- **What the task requires**:
Copy the data verbatim and leave out every picture.

- **Data shown**:

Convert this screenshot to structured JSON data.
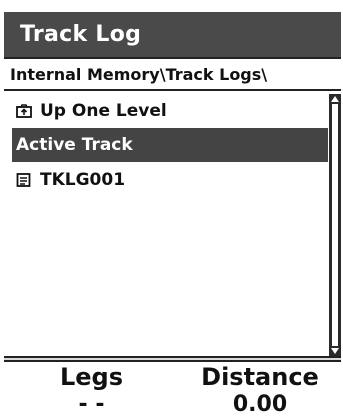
{
  "header": {
    "title": "Track Log"
  },
  "path": {
    "text": "Internal Memory\\Track Logs\\"
  },
  "list": {
    "items": [
      {
        "label": "Up One Level",
        "icon": "folder-up-icon"
      },
      {
        "label": "Active Track",
        "icon": null
      },
      {
        "label": "TKLG001",
        "icon": "document-icon"
      }
    ]
  },
  "stats": {
    "legs_label": "Legs",
    "legs_value": "- -",
    "distance_label": "Distance",
    "distance_value": "0.00"
  }
}
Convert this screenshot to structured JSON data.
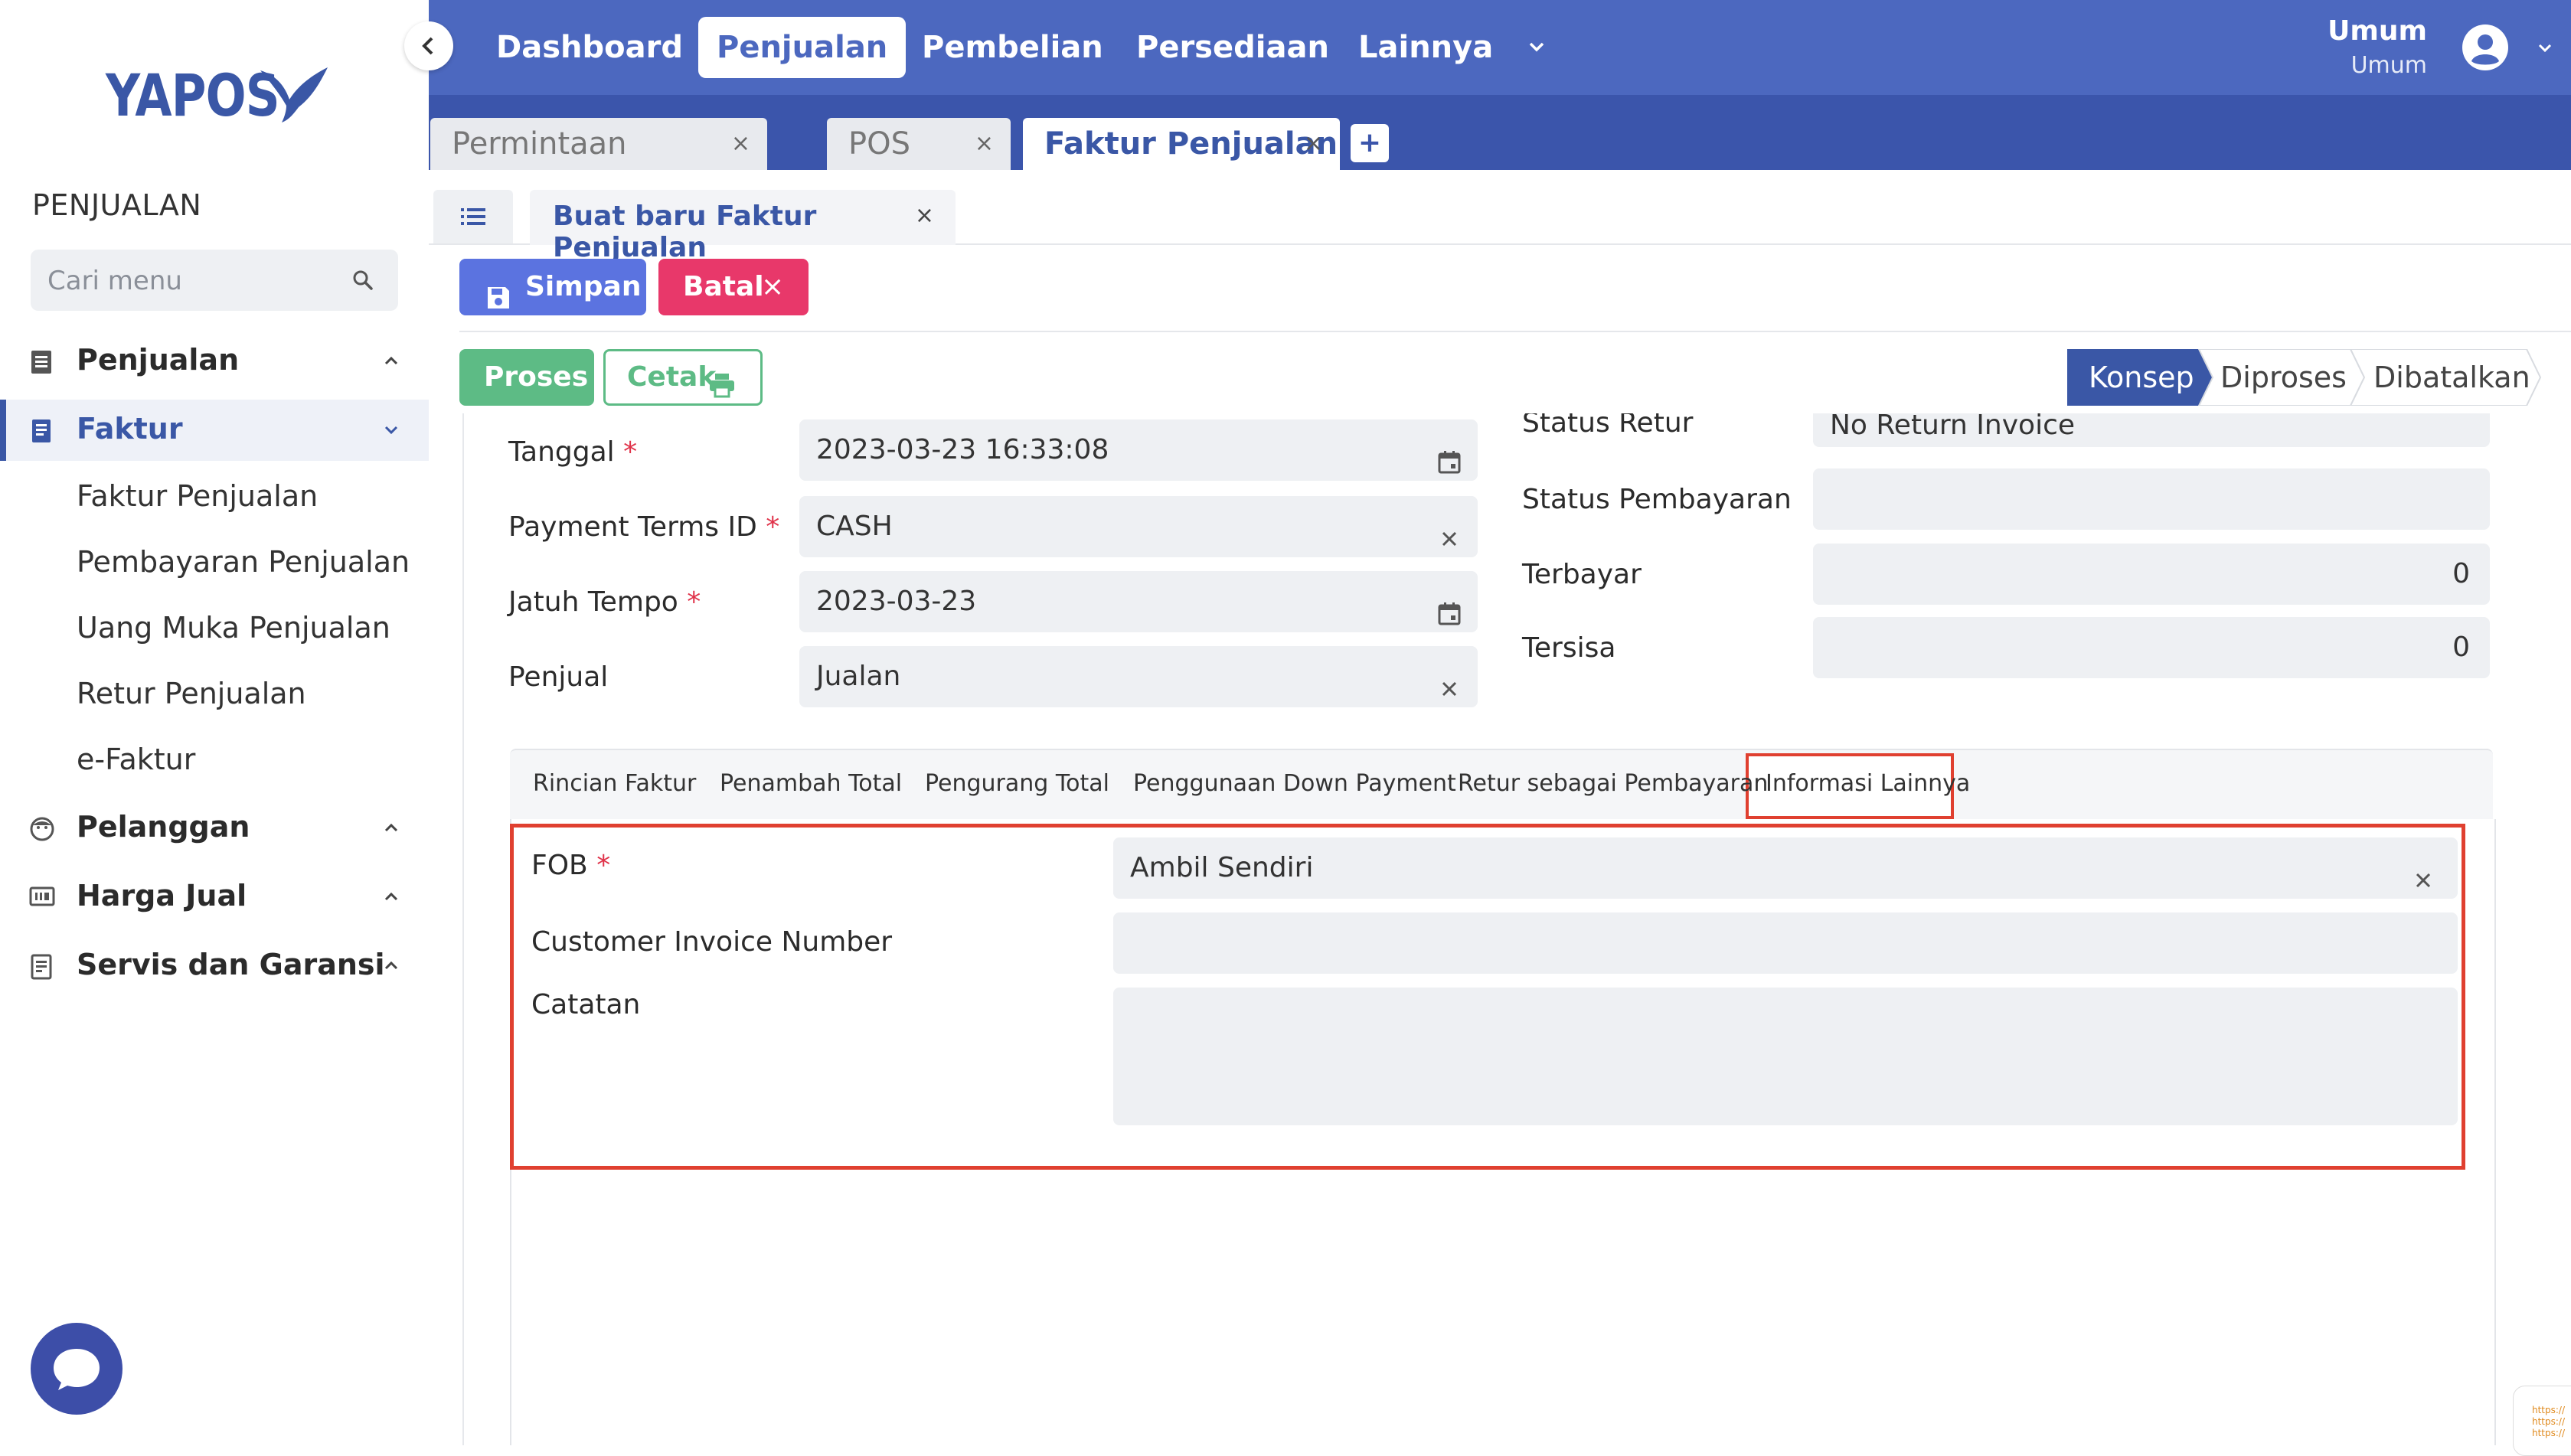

- **Expected answer**:
Convert this screenshot to structured JSON data.
{
  "header": {
    "title": "Track Log"
  },
  "path": {
    "text": "Internal Memory\\Track Logs\\"
  },
  "list": {
    "items": [
      {
        "label": "Up One Level",
        "icon": "folder-up-icon"
      },
      {
        "label": "Active Track",
        "icon": null
      },
      {
        "label": "TKLG001",
        "icon": "document-icon"
      }
    ]
  },
  "stats": {
    "legs_label": "Legs",
    "legs_value": "- -",
    "distance_label": "Distance",
    "distance_value": "0.00"
  }
}
Convert this screenshot to structured JSON data.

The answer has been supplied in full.